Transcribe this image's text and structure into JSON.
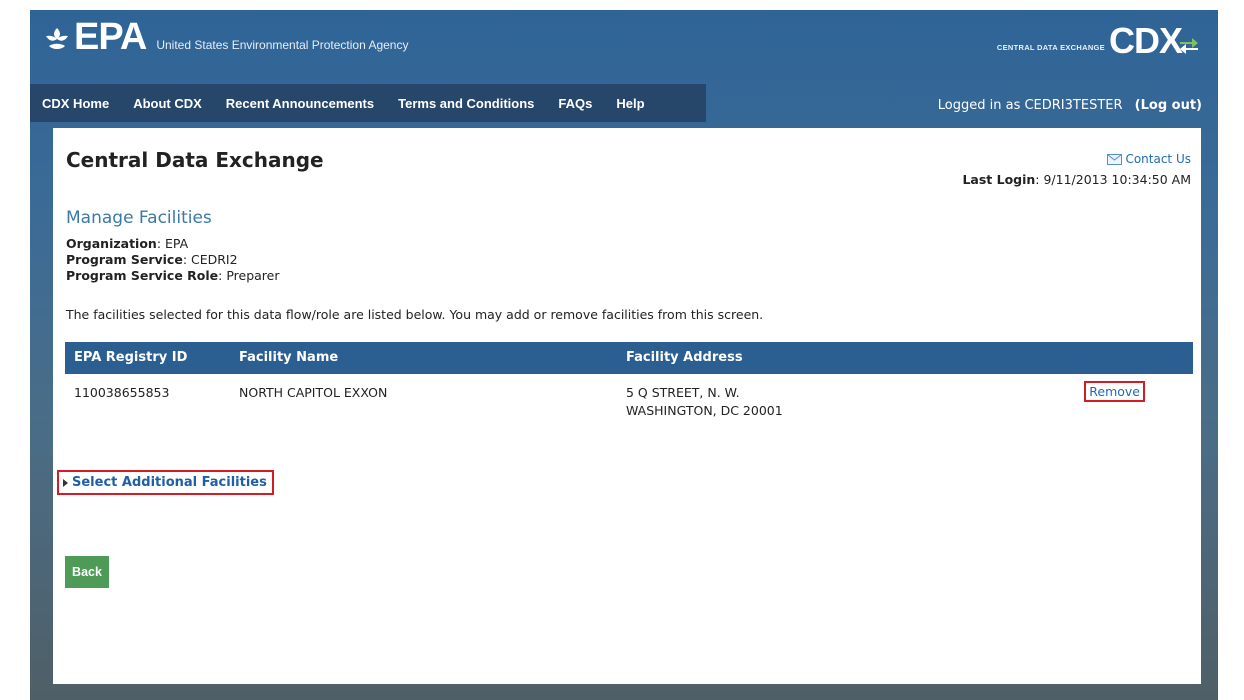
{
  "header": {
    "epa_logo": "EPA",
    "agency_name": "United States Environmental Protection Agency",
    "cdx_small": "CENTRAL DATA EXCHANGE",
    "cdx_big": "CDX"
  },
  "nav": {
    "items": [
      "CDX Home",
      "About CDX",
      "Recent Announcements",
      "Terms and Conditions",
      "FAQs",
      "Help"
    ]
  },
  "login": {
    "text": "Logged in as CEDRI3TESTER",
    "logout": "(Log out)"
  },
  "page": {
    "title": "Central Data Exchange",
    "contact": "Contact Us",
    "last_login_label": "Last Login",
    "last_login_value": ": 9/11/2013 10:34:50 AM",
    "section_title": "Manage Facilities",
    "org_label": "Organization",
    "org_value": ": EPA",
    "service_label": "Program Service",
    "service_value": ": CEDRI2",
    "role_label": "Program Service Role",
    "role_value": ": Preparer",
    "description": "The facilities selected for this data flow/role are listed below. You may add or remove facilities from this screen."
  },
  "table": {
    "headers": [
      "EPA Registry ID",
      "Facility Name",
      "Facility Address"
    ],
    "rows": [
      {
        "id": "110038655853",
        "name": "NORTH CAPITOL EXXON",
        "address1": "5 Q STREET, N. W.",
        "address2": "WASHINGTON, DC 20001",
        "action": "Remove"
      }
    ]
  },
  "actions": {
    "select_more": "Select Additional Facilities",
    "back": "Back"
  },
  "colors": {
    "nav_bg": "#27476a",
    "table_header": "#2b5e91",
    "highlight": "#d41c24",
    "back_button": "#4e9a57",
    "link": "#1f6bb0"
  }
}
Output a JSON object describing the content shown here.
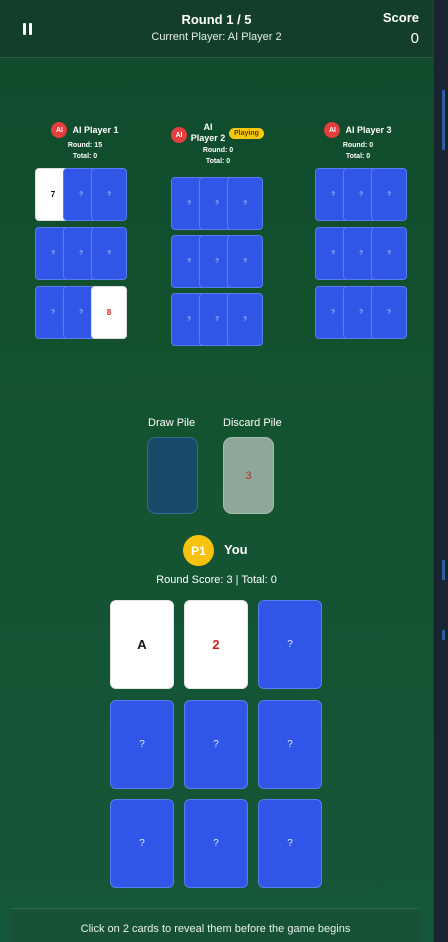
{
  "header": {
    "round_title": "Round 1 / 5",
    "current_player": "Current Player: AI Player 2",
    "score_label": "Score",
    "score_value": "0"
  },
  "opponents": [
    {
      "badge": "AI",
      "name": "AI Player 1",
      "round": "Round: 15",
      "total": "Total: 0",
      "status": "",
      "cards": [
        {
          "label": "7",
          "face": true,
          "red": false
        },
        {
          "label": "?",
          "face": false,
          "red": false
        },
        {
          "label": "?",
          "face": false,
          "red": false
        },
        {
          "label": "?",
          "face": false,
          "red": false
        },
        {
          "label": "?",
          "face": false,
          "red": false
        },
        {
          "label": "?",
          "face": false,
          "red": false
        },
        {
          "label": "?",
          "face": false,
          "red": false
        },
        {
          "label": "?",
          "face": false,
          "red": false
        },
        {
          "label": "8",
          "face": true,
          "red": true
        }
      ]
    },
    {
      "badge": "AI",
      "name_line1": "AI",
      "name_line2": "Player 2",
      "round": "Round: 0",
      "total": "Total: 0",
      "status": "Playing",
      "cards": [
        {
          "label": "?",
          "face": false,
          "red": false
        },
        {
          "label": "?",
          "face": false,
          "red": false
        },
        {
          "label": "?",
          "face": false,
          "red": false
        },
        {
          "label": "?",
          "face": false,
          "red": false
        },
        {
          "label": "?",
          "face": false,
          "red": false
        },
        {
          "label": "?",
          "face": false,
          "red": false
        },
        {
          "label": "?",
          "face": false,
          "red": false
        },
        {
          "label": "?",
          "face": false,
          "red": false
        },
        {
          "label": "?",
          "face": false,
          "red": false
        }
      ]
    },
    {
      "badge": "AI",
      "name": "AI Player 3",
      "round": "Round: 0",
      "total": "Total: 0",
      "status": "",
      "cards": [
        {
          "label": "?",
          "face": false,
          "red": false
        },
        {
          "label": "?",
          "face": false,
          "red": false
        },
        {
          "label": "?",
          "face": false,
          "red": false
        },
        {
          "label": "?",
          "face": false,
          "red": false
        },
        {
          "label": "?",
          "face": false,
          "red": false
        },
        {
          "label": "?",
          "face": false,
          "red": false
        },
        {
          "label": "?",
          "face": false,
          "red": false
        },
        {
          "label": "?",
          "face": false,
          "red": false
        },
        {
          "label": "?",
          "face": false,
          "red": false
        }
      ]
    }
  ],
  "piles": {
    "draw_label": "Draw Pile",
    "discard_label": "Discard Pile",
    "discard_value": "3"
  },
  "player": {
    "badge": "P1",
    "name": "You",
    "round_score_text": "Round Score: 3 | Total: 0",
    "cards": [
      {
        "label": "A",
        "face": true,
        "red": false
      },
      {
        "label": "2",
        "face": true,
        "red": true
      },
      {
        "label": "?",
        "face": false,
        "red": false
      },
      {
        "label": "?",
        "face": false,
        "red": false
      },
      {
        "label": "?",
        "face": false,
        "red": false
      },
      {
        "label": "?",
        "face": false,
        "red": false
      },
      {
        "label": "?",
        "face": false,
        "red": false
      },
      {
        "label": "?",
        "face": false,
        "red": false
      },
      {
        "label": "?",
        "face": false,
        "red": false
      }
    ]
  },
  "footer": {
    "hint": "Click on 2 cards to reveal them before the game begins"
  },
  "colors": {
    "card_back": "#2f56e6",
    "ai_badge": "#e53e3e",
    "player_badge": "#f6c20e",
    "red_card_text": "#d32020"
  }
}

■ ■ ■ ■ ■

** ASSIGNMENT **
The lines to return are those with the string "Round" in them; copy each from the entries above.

** FINISHED TASK **
    "round_title": "Round 1 / 5",
      "round": "Round: 15",
      "round": "Round: 0",
      "round": "Round: 0",
    "round_score_text": "Round Score: 3 | Total: 0",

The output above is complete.